▶ _TASK REQUIREMENTS_: Could you give the records below again exactly as they stand?

▶ _GIVEN RECORDS_:
▼
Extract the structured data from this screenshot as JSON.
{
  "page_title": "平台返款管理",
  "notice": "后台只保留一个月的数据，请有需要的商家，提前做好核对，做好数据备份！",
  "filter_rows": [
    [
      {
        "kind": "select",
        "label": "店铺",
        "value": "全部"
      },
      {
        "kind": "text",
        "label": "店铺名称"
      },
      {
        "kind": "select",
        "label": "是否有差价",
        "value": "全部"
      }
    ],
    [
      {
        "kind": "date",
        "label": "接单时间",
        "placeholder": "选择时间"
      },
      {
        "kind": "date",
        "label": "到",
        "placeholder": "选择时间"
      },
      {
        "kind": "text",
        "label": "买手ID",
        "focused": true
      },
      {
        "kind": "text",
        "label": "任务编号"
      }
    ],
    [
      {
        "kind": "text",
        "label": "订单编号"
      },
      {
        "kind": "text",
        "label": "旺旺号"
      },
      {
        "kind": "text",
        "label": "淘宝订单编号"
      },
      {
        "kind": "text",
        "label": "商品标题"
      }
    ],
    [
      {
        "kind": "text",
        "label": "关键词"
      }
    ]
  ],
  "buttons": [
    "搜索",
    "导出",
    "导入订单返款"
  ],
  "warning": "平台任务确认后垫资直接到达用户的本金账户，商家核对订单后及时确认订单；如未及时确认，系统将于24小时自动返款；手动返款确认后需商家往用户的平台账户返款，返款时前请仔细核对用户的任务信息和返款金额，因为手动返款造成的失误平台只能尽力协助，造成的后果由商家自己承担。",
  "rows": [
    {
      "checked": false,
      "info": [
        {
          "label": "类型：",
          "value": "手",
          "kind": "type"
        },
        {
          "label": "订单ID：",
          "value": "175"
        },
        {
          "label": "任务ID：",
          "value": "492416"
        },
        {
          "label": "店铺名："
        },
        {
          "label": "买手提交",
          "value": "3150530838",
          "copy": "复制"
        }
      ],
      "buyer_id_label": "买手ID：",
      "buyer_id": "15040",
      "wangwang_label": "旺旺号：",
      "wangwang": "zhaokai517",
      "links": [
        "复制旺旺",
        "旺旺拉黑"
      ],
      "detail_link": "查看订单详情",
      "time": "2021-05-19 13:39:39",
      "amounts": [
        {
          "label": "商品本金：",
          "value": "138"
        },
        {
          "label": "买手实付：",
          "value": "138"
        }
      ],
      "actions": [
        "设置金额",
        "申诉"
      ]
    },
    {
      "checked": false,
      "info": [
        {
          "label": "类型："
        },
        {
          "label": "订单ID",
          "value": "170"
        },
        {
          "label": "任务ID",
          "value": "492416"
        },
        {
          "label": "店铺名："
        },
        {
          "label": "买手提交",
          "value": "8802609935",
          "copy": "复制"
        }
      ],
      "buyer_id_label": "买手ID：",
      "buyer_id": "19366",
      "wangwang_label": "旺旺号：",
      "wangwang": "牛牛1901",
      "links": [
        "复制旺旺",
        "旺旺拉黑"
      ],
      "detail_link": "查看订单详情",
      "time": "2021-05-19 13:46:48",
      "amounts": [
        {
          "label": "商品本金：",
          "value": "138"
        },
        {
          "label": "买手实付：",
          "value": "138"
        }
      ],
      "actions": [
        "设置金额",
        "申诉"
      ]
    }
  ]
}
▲
▶ _TASK OUTPUT_:
Extract the structured data from this screenshot as JSON.
{
  "page_title": "平台返款管理",
  "notice": "后台只保留一个月的数据，请有需要的商家，提前做好核对，做好数据备份！",
  "filter_rows": [
    [
      {
        "kind": "select",
        "label": "店铺",
        "value": "全部"
      },
      {
        "kind": "text",
        "label": "店铺名称"
      },
      {
        "kind": "select",
        "label": "是否有差价",
        "value": "全部"
      }
    ],
    [
      {
        "kind": "date",
        "label": "接单时间",
        "placeholder": "选择时间"
      },
      {
        "kind": "date",
        "label": "到",
        "placeholder": "选择时间"
      },
      {
        "kind": "text",
        "label": "买手ID",
        "focused": true
      },
      {
        "kind": "text",
        "label": "任务编号"
      }
    ],
    [
      {
        "kind": "text",
        "label": "订单编号"
      },
      {
        "kind": "text",
        "label": "旺旺号"
      },
      {
        "kind": "text",
        "label": "淘宝订单编号"
      },
      {
        "kind": "text",
        "label": "商品标题"
      }
    ],
    [
      {
        "kind": "text",
        "label": "关键词"
      }
    ]
  ],
  "buttons": [
    "搜索",
    "导出",
    "导入订单返款"
  ],
  "warning": "平台任务确认后垫资直接到达用户的本金账户，商家核对订单后及时确认订单；如未及时确认，系统将于24小时自动返款；手动返款确认后需商家往用户的平台账户返款，返款时前请仔细核对用户的任务信息和返款金额，因为手动返款造成的失误平台只能尽力协助，造成的后果由商家自己承担。",
  "rows": [
    {
      "checked": false,
      "info": [
        {
          "label": "类型：",
          "value": "手",
          "kind": "type"
        },
        {
          "label": "订单ID：",
          "value": "175"
        },
        {
          "label": "任务ID：",
          "value": "492416"
        },
        {
          "label": "店铺名："
        },
        {
          "label": "买手提交",
          "value": "3150530838",
          "copy": "复制"
        }
      ],
      "buyer_id_label": "买手ID：",
      "buyer_id": "15040",
      "wangwang_label": "旺旺号：",
      "wangwang": "zhaokai517",
      "links": [
        "复制旺旺",
        "旺旺拉黑"
      ],
      "detail_link": "查看订单详情",
      "time": "2021-05-19 13:39:39",
      "amounts": [
        {
          "label": "商品本金：",
          "value": "138"
        },
        {
          "label": "买手实付：",
          "value": "138"
        }
      ],
      "actions": [
        "设置金额",
        "申诉"
      ]
    },
    {
      "checked": false,
      "info": [
        {
          "label": "类型："
        },
        {
          "label": "订单ID",
          "value": "170"
        },
        {
          "label": "任务ID",
          "value": "492416"
        },
        {
          "label": "店铺名："
        },
        {
          "label": "买手提交",
          "value": "8802609935",
          "copy": "复制"
        }
      ],
      "buyer_id_label": "买手ID：",
      "buyer_id": "19366",
      "wangwang_label": "旺旺号：",
      "wangwang": "牛牛1901",
      "links": [
        "复制旺旺",
        "旺旺拉黑"
      ],
      "detail_link": "查看订单详情",
      "time": "2021-05-19 13:46:48",
      "amounts": [
        {
          "label": "商品本金：",
          "value": "138"
        },
        {
          "label": "买手实付：",
          "value": "138"
        }
      ],
      "actions": [
        "设置金额",
        "申诉"
      ]
    }
  ]
}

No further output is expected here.